The Supreme Court on Friday sought the response of the Union government on a plea seeking barring convicted persons from contesting polls for life and preventing their entry into judiciary and the executive.
A bench comprising Justices Ranjan Gogoi and Navin Sinha asked the government to file its reply in two weeks and posted the matter for further hearing on April 18.
The counsel appearing for the government said the reply was ready and will be filed in a couple of days.
The government said similar issues had already been dealt with by the apex court referred to the Constitution bench.
The bench, however, asked the government to file the reply to the plea.
Senior advocate Vikas Singh, appearing for Delhi BJP Spokesperson and advocate Ashwini Upadhaya, who has filed the petition also seeking setting up special courts for trial of criminal cases against lawmakers, said Election Commission of India (ECI) has filed its reply in which it supported some of prayers in the plea.
The bench said if the petitioner wished to file a rejoinder, he could do so.
Earlier this week the EC had told the apex court that it was in favour of barring convicted persons from contesting polls for life and stopping their entry into judiciary and the executive.
The EC had also said it was in favour of setting up special courts to decide criminal cases related to people’s representatives, public servants and members of the judiciary in accordance with the spirit of the Constitution.
Terming the prayers as not adversarial, the poll panel said it supported the cause espoused by the petitioner.
With regard to direction for setting a minimum qualification and maximum age limit for legislators, the commission said the issue is in the legislative domain and will require amendment to the Constitution.
It also said it has been championing the cause of decriminalisation of politics within the constitutional and statutory framework, wherever possible with the aid of article 324, relating to the functions and powers of the poll body.

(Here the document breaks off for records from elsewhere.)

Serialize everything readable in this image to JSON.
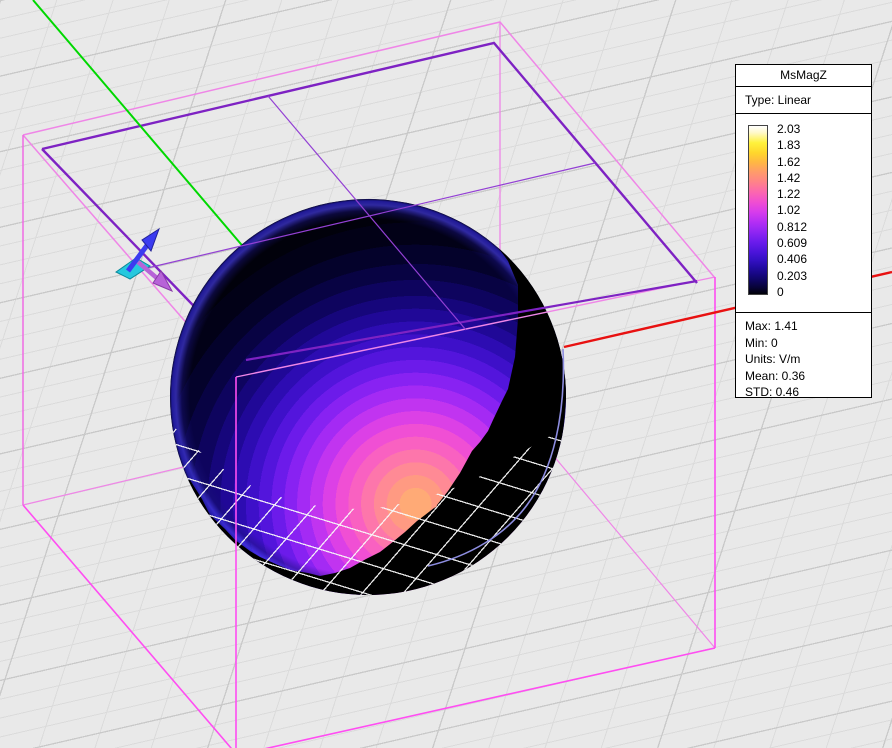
{
  "viewport": {
    "kind": "3d-field-plot-viewport",
    "legend": {
      "field_name": "MsMagZ",
      "type_label": "Type: Linear",
      "scale_labels": [
        "2.03",
        "1.83",
        "1.62",
        "1.42",
        "1.22",
        "1.02",
        "0.812",
        "0.609",
        "0.406",
        "0.203",
        "0"
      ],
      "stats": {
        "max": "Max: 1.41",
        "min": "Min: 0",
        "units": "Units: V/m",
        "mean": "Mean: 0.36",
        "std": "STD: 0.46"
      }
    },
    "colors": {
      "background": "#e9e9e9",
      "grid_minor": "#dbdbdb",
      "grid_major": "#c9c9c9",
      "x_axis": "#e81111",
      "y_axis": "#00d800",
      "bounding_box_outer": "#ef86e7",
      "bounding_box_front": "#ff4df2",
      "substrate_edge": "#7e22c3",
      "sphere_hotspot": "#ffaa76",
      "sphere_low": "#000000",
      "colorbar_top": "#ffffff",
      "colorbar_bottom": "#000000",
      "boundary_grid": "#f8f8f8",
      "sphere_edge_arc": "#8d8de0",
      "port_arrow_blue": "#3b3bf0",
      "port_arrow_cyan": "#25c8de",
      "port_arrow_violet": "#b763d8"
    }
  }
}
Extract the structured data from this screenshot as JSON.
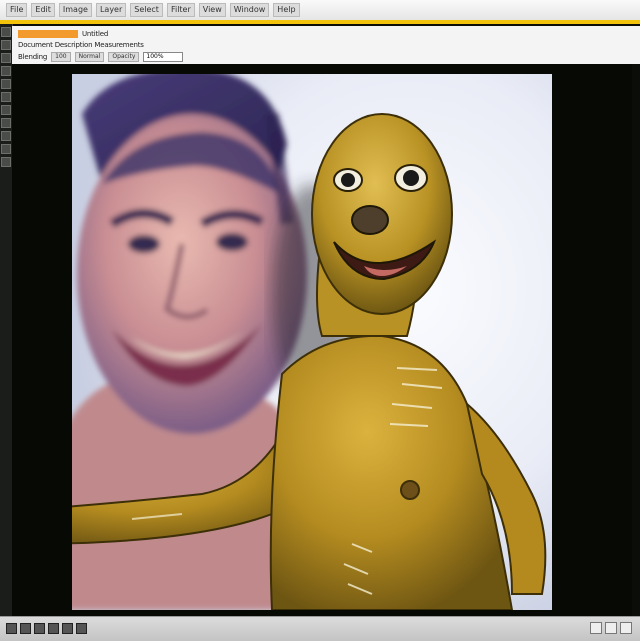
{
  "menubar": {
    "items": [
      "File",
      "Edit",
      "Image",
      "Layer",
      "Select",
      "Filter",
      "View",
      "Window",
      "Help"
    ],
    "right_label": ""
  },
  "toolbar": {
    "row1_text": "Untitled",
    "row2_text": "Document Description Measurements",
    "row3_label": "Blending",
    "row3_chips": [
      "100",
      "Normal",
      "Opacity"
    ],
    "row3_field": "100%"
  },
  "status": {
    "text": ""
  },
  "colors": {
    "accent_yellow": "#f3c20a",
    "accent_orange": "#f29a2e",
    "canvas_bg": "#070905"
  },
  "icons": {
    "left_tools": [
      "move-icon",
      "marquee-icon",
      "lasso-icon",
      "crop-icon",
      "brush-icon",
      "eraser-icon",
      "gradient-icon",
      "text-icon",
      "pen-icon",
      "hand-icon",
      "zoom-icon"
    ]
  }
}
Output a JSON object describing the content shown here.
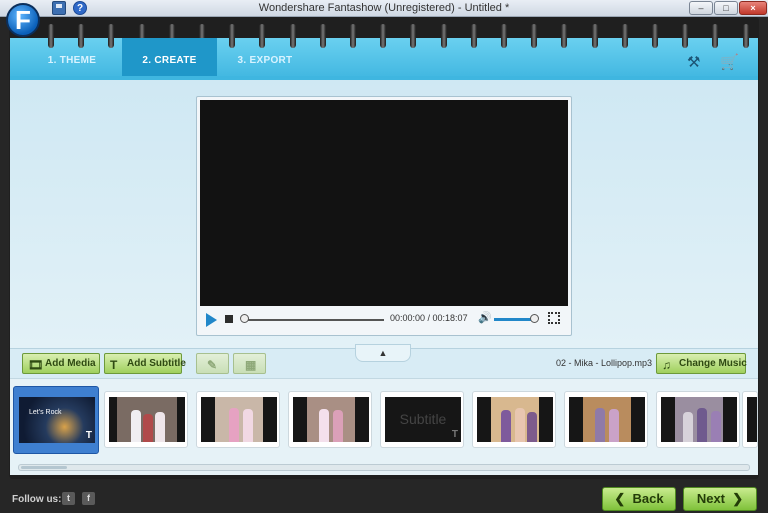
{
  "window": {
    "title": "Wondershare Fantashow (Unregistered) - Untitled *",
    "min_glyph": "–",
    "max_glyph": "□",
    "close_glyph": "×",
    "help_glyph": "?"
  },
  "logo": {
    "letter": "F"
  },
  "steps": [
    {
      "label": "1.  THEME",
      "active": false
    },
    {
      "label": "2.  CREATE",
      "active": true
    },
    {
      "label": "3.  EXPORT",
      "active": false
    }
  ],
  "header_icons": [
    "hammer-icon",
    "shopping-cart-icon"
  ],
  "player": {
    "timecode": "00:00:00 / 00:18:07",
    "progress": 0.0,
    "volume": 0.85
  },
  "toolbar": {
    "add_media_label": "Add Media",
    "add_subtitle_label": "Add Subtitle",
    "music_track": "02  - Mika - Lollipop.mp3",
    "change_music_label": "Change Music",
    "collapse_glyph": "▲"
  },
  "timeline": {
    "clips": [
      {
        "type": "title",
        "text": "Let's Rock",
        "selected": true
      },
      {
        "type": "photo"
      },
      {
        "type": "photo"
      },
      {
        "type": "photo"
      },
      {
        "type": "subtitle",
        "text": "Subtitle"
      },
      {
        "type": "photo"
      },
      {
        "type": "photo"
      },
      {
        "type": "photo"
      },
      {
        "type": "photo"
      }
    ]
  },
  "footer": {
    "follow_label": "Follow us:",
    "back_label": "Back",
    "next_label": "Next"
  },
  "colors": {
    "accent_blue": "#3fb6e0",
    "active_step": "#1f97c9",
    "button_green": "#9fd05d"
  }
}
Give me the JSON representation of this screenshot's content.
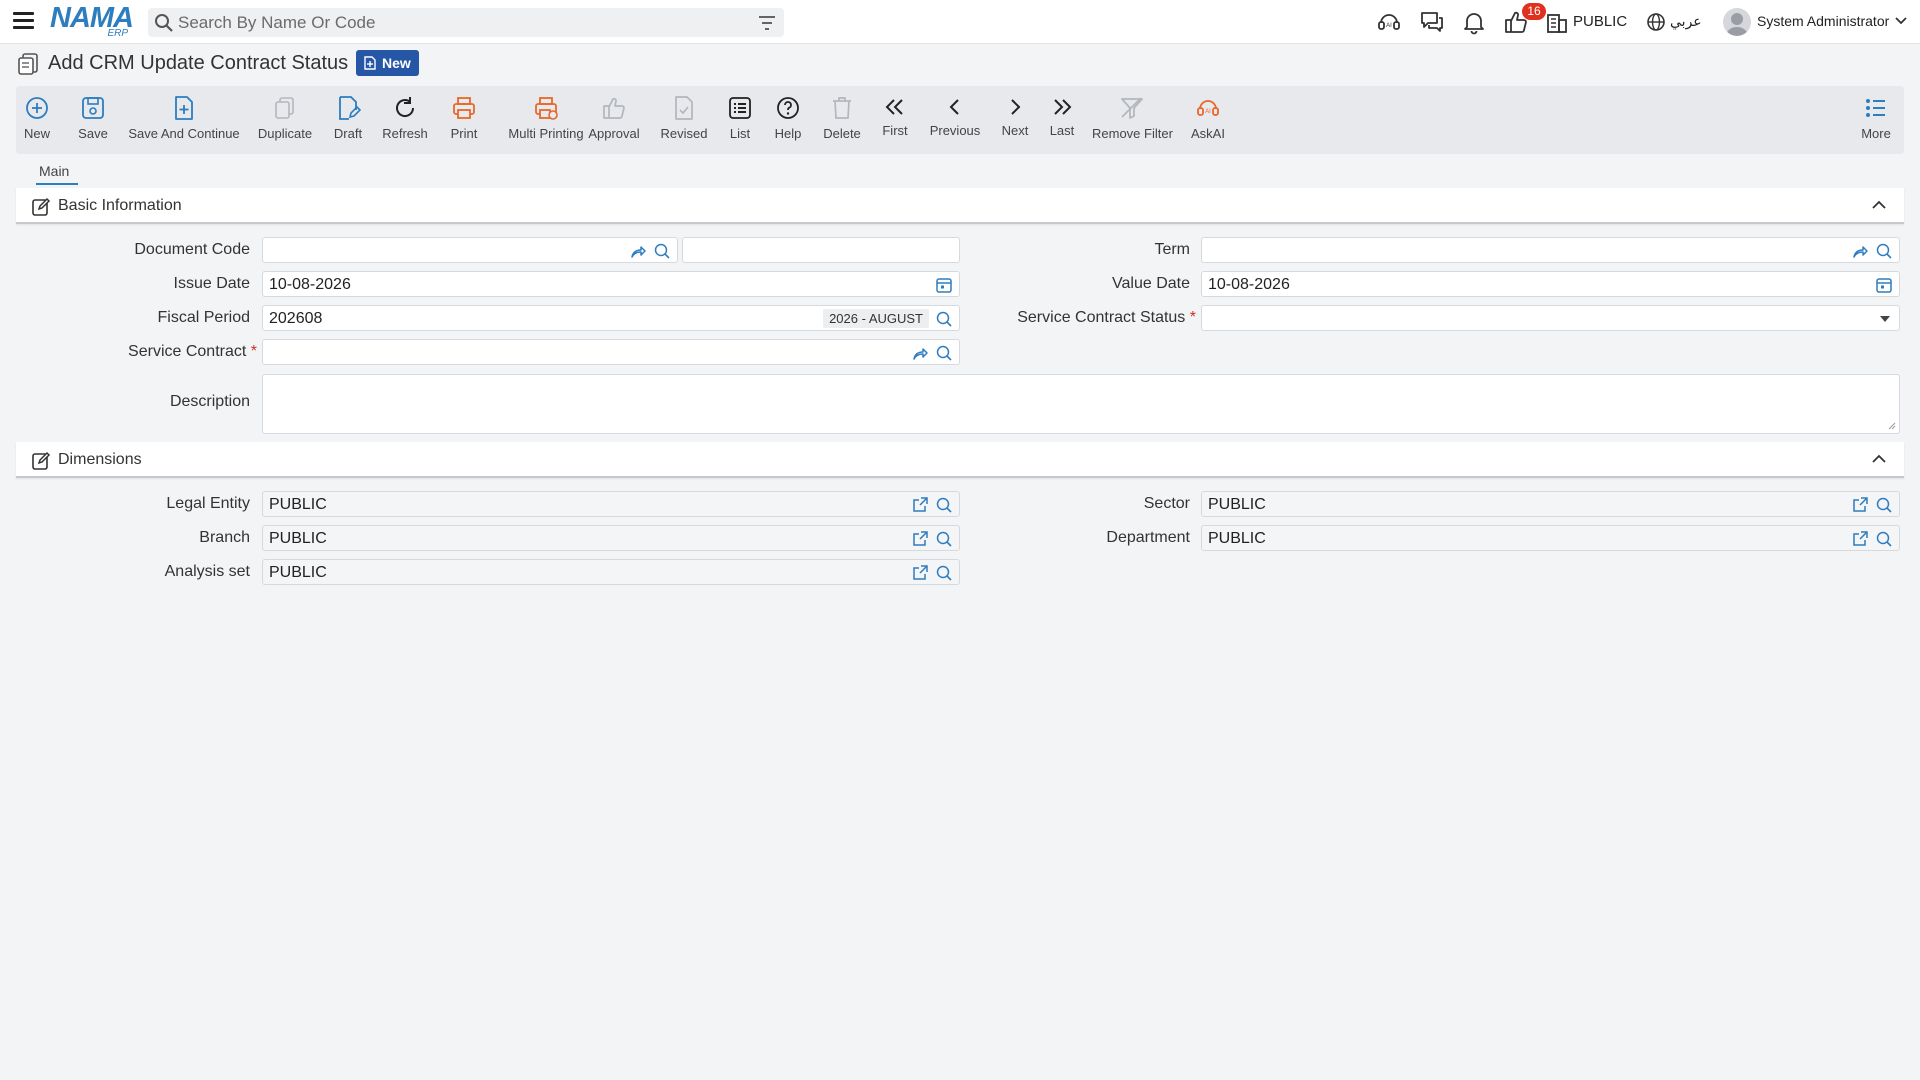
{
  "topbar": {
    "logo_main": "NAMA",
    "logo_sub": "ERP",
    "search_placeholder": "Search By Name Or Code",
    "notification_count": "16",
    "company": "PUBLIC",
    "language": "عربي",
    "user": "System Administrator"
  },
  "page": {
    "title": "Add CRM Update Contract Status",
    "status_badge": "New"
  },
  "toolbar": {
    "new": "New",
    "save": "Save",
    "save_continue": "Save And Continue",
    "duplicate": "Duplicate",
    "draft": "Draft",
    "refresh": "Refresh",
    "print": "Print",
    "multi_printing": "Multi Printing",
    "approval": "Approval",
    "revised": "Revised",
    "list": "List",
    "help": "Help",
    "delete": "Delete",
    "first": "First",
    "previous": "Previous",
    "next": "Next",
    "last": "Last",
    "remove_filter": "Remove Filter",
    "askai": "AskAI",
    "more": "More"
  },
  "tabs": {
    "main": "Main"
  },
  "basic": {
    "title": "Basic Information",
    "document_code": {
      "label": "Document Code",
      "value": "",
      "value2": ""
    },
    "term": {
      "label": "Term",
      "value": ""
    },
    "issue_date": {
      "label": "Issue Date",
      "value": "10-08-2026"
    },
    "value_date": {
      "label": "Value Date",
      "value": "10-08-2026"
    },
    "fiscal_period": {
      "label": "Fiscal Period",
      "value": "202608",
      "period_name": "2026 - AUGUST"
    },
    "service_contract_status": {
      "label": "Service Contract Status",
      "value": ""
    },
    "service_contract": {
      "label": "Service Contract",
      "value": ""
    },
    "description": {
      "label": "Description",
      "value": ""
    },
    "required_mark": "*"
  },
  "dimensions": {
    "title": "Dimensions",
    "legal_entity": {
      "label": "Legal Entity",
      "value": "PUBLIC"
    },
    "sector": {
      "label": "Sector",
      "value": "PUBLIC"
    },
    "branch": {
      "label": "Branch",
      "value": "PUBLIC"
    },
    "department": {
      "label": "Department",
      "value": "PUBLIC"
    },
    "analysis_set": {
      "label": "Analysis set",
      "value": "PUBLIC"
    }
  },
  "colors": {
    "accent": "#2e7dbf",
    "badge_new": "#2656a6",
    "orange": "#e8672a",
    "required": "#d0302b",
    "notification": "#e0301e"
  },
  "icons": {
    "menu": "hamburger-icon",
    "search": "search-icon",
    "filter": "filter-icon",
    "lookup": "lookup-search-icon",
    "open": "external-link-icon",
    "share": "share-arrow-icon",
    "calendar": "calendar-icon"
  }
}
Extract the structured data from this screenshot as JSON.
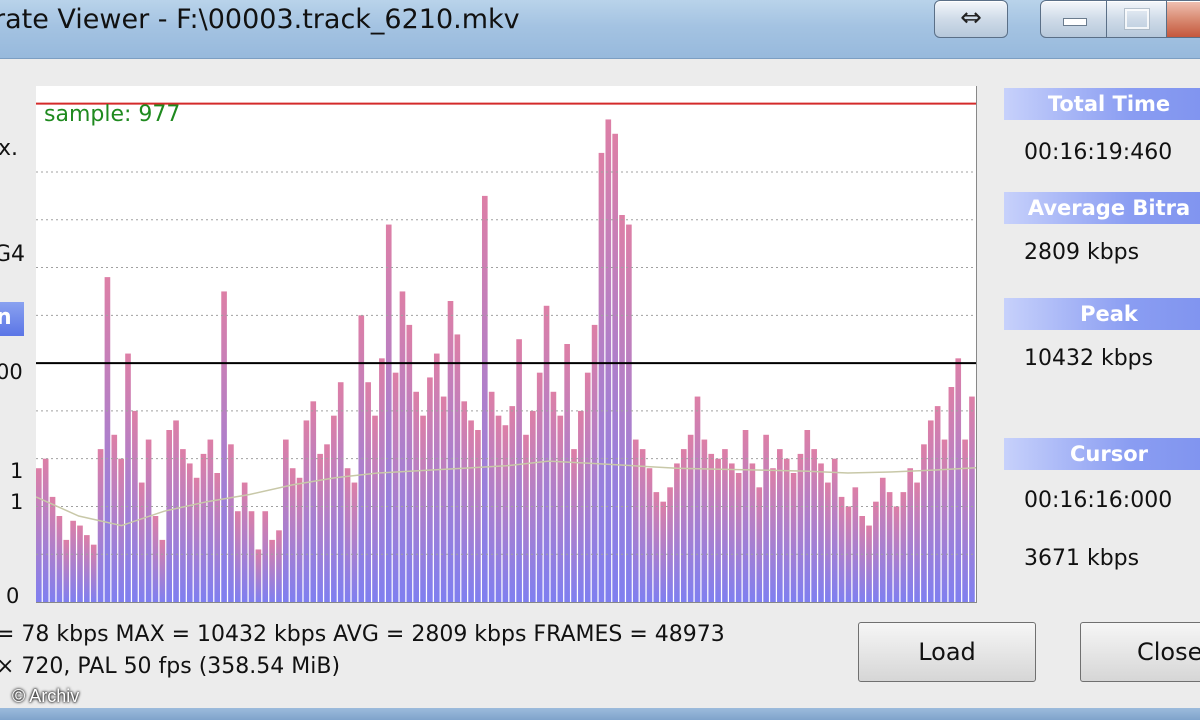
{
  "window": {
    "title": "rate Viewer - F:\\00003.track_6210.mkv",
    "swap_glyph": "⇔",
    "controls": [
      "minimize",
      "maximize",
      "close"
    ]
  },
  "left_partial": {
    "text_x": "x.",
    "text_g4": "G4",
    "blue_label": "n",
    "y_labels": {
      "upper": "00",
      "mid1": "1",
      "mid2": "1",
      "zero": "0"
    }
  },
  "chart": {
    "sample_label": "sample: 977",
    "colors": {
      "bar_top": "#dd7fa6",
      "bar_bottom": "#7f7ff0",
      "max_line": "#d42a2a",
      "ref_line": "#000000",
      "avg_line": "#c8c8a8",
      "grid": "#a0a0a0",
      "sample_label": "#1f8a1f"
    }
  },
  "chart_data": {
    "type": "bar",
    "ylim": [
      0,
      10800
    ],
    "max_line": 10432,
    "reference_line": 5000,
    "grid_lines": [
      1000,
      2000,
      3000,
      4000,
      6000,
      7000,
      8000,
      9000
    ],
    "values": [
      2800,
      3000,
      2200,
      1800,
      1300,
      1700,
      1600,
      1400,
      1200,
      3200,
      6800,
      3500,
      3000,
      5200,
      4000,
      2500,
      3400,
      1800,
      1300,
      3600,
      3800,
      3200,
      2900,
      2600,
      3100,
      3400,
      2700,
      6500,
      3300,
      1900,
      2500,
      1900,
      1100,
      1900,
      1300,
      1500,
      3400,
      2800,
      2600,
      3800,
      4200,
      3100,
      3300,
      3900,
      4600,
      2800,
      2500,
      6000,
      4600,
      3900,
      5100,
      7900,
      4800,
      6500,
      5800,
      4400,
      3900,
      4700,
      5200,
      4300,
      6300,
      5600,
      4200,
      3800,
      3600,
      8500,
      4400,
      3900,
      3700,
      4100,
      5500,
      3500,
      4000,
      4800,
      6200,
      4400,
      3900,
      5400,
      3200,
      4000,
      4800,
      5800,
      9400,
      10100,
      9800,
      8100,
      7900,
      3400,
      3200,
      2800,
      2300,
      2100,
      2400,
      2900,
      3200,
      3500,
      4300,
      3400,
      3100,
      3000,
      3200,
      2900,
      2700,
      3600,
      2900,
      2400,
      3500,
      2800,
      3200,
      3000,
      2700,
      3100,
      3600,
      3200,
      2900,
      2500,
      3000,
      2200,
      2000,
      2400,
      1800,
      1600,
      2100,
      2600,
      2300,
      2000,
      2300,
      2800,
      2500,
      3300,
      3800,
      4100,
      3400,
      4500,
      5100,
      3400,
      4300
    ],
    "average_line": [
      2200,
      1800,
      1600,
      1900,
      2100,
      2250,
      2450,
      2600,
      2700,
      2750,
      2800,
      2850,
      2950,
      2900,
      2850,
      2800,
      2780,
      2760,
      2740,
      2700,
      2720,
      2760,
      2809
    ]
  },
  "right_panel": {
    "total_time_label": "Total Time",
    "total_time_value": "00:16:19:460",
    "avg_bitrate_label": "Average Bitra",
    "avg_bitrate_value": "2809 kbps",
    "peak_label": "Peak",
    "peak_value": "10432 kbps",
    "cursor_label": "Cursor",
    "cursor_time": "00:16:16:000",
    "cursor_bitrate": "3671 kbps"
  },
  "stats": {
    "line1": "= 78 kbps  MAX = 10432 kbps  AVG = 2809 kbps  FRAMES = 48973",
    "line2": "× 720, PAL 50 fps  (358.54 MiB)"
  },
  "buttons": {
    "load": "Load",
    "close": "Close"
  },
  "watermark": "© Archiv"
}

The EC has also issued necessary instructions in furtherance of the mandate to conduct free and fair elections and to “decriminalize democracy”, it had said.